The Washington Post announced on Tuesday that between 2,000 and 4,000 military trainers would be required for the growth of the Afghan army in the coming years. This estimate comes from Admiral Michael Mullen, chairman of the Joint Chiefs of Staff. According to the report, Mullen also suggested that additional troops would be needed in the short term to provide security while Afghan forces are being developed. This testimony was given before the Senate Armed Services Committee; a hearing that comes in the midst of heightened political debate and floundering support over US involvement in Afghanistan. President Obama has already ordered an additional 17,000 US combat troops and 4,000 trainers this year, which will bring the total number of American service members to 68,000 by the end of 2009. Mullen explained that executing the President’s strategy would require not only combat efforts but also the provision of security, government services, and rebuilding the economy. Mullen stated at the hearing, “You can’t do that from offshore and you can’t do that just by killing bad guys. You have to be there.”
The President’s strategy will require a high level of commitment from the US government and the American people. It is arguable that President Obama inherited the conflict but it is one that he sticks by. He is at a disadvantage however, coming in midway and rallying the sort of support he needs to raise troop levels. In her recent article “Examining Emotion as Discourse: Emotion Codes and Presidential Speeches Justifying War,” Donileen R. Loseka, examines how past Presidents – specifically President George W. Bush- used emotion inspiring rhetoric to construct a narrative that would garner them wide-ranging support for military endeavors. Loseke asks the question, “How can appeals to emotion be accomplished in mass audiences characterized by heterogeneity [i.e. the modern state]?” She identifies “emotion codes”- “sets of socially circulating ideas about which emotions are appropriate to feel when, where, and toward whom or what, as well as how emotions should be outwardly expressed” – through which she attempts to develop a model for empirically examining emotional meaning as social phenomena.

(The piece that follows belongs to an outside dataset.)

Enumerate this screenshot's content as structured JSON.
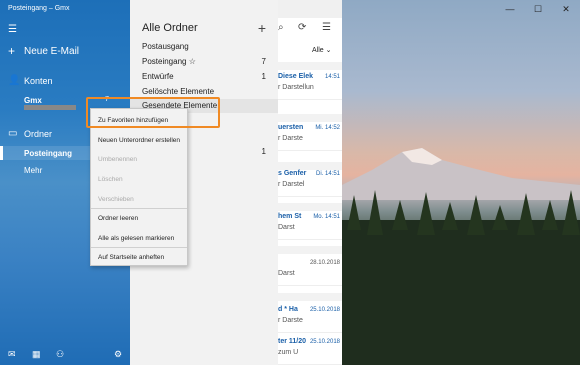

Using three speeches given by the former President George W. Bush immediately after September 11, 2001 as her example, Loseke dissects the rhetoric used to construct the melodrama she calls, “The Story of September 11.” She explains that while humans aren’t emotional robots, emotion is not a completely individual phenomenon. By constructing this melodrama, this universal discourse, the speaker can tap a variety of emotion codes to ensure the support of the listener. “Feelings give rise to thoughts because cognitive decisions can be influenced by anticipated emotions, stories with emotional angles capture cognitive attention quicker than do those with out such angles, there is a greater message responsiveness when audience members feel an emotional connection to the issue…” Loseke examines the way in one paragraph of one of President Bush’s speeches he could encourage fear, pride, and anger. She explains that in this way, the discourse holds something for everyone. In order to emotionally engage citizens in a heterogeneous audience, one must “cast a wide net” by deploying numerous emotion codes and appealing to many emotions.
Loseke concludes by explaining that as the state becomes increasingly modern and therefore increasingly heterogenious, it is important for a president to deploy only the most widely held and deeply embraced emotion codes if he wishes to persuade wide public support. If Loseke’s logic is to be followed, the goal of the Obama administration will be to construct a discourse around the war in Afghanistan that stirs emotion across America. The US population is largely disconnected from the conflict and if President Obama wishes to increase troop commitment he must find a way to connect Afghanistan with their most salient emotions.